A lot has been said about coach K’s involvement with USA basketball, some of which is so wrong and irresponsible, but I won’t go there. USA basketball has made coach a better coach. First of all, there are a lot of really good coaches in the world. Some of the things these teams do, especially offensively, are beautiful. We have tried to incorporate some of those things into what we do here at Duke. Also, you’re able to learn best practices of what players do. You ask questions of the guys of why they do certain things. How did they get better at this or that?
Every day you are in an environment where you are surrounded by these amazing basketball minds. From the players to the coaching and support staff. So if you have an open mind and a willingness to learn, you get better being in an environment like that. The thing that is most amazing to me is how that environment was created. How was this college coach able to come in and earn the respect of these great NBA players. The very best players in the world. Coach is not in their world (NBA) and never has been. But he is able to connect with them where we had a mini camp and 34 of the best players in the world show up! That is amazing!
You’ve seen the guys in over the summer. Has anyone in particular stood out to the point they may be ready to take their game to a different place this season?
Each guy has had moments this summer where they have stood out. We were not so much making decisions with our guys this summer. It was more of an evaluation of where they were when they initially got here, then us figuring out the things they need to work on, and what we need to concentrate on in our skill development program and our strength and conditioning program to help them get better. Our whole team was here with the exception of Derryck. They all worked very hard and had great attitudes. We love our team and what we have a chance to become.
What are some of the major ways this team differs from last year’s group?
It’s hard to tell right now what all the differences are. One thing that jumps out is we are a lot taller. We have a very tall and long team. That’s noticeable right from the jump. We have 4 really good returning players that have championship experience. In the National Championship game, all 4 we in the game in the second half during our comeback. All 4 made major contributions at different times last season. What we need for them is to become consistently really good players. Guys we can depend on every day. We have all the confidence they can do that.
Is there any portion of the schedule you point to that could be the most trying or, perhaps, defining?
I haven’t really studied the schedule closely. We take every game as a championship game. Coach K’s motto has always been “every game is the most important game because Duke is playing.” That approach will not change. We feel it is a challenging schedule with the non conference opponents. Obviously, we feel we play in the toughest and most competitive league in the country. So we are going to strive to be at our best every game.

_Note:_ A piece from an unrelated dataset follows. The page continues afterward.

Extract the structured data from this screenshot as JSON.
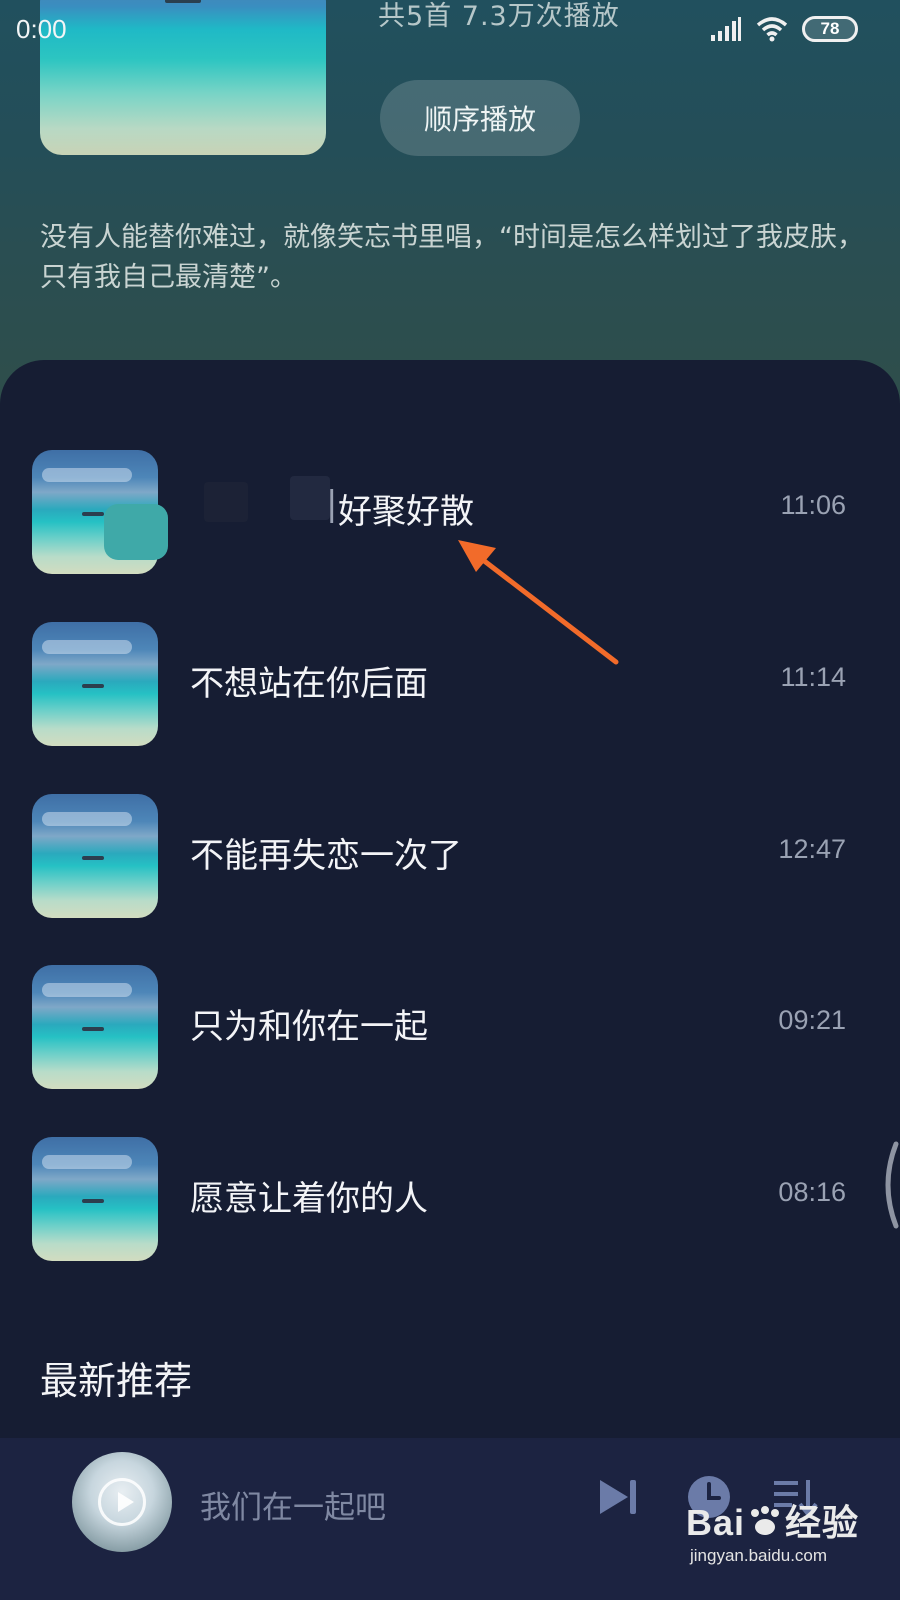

The white jerseys that we worn throughout March…are those a thing of the past or will they be used again this season?
The white jersey’s were awesome! But I am not the decision maker with that. I don’t know what jersey’s we are gonna wear until I see our guys in them. I am not sure who is actually responsible for that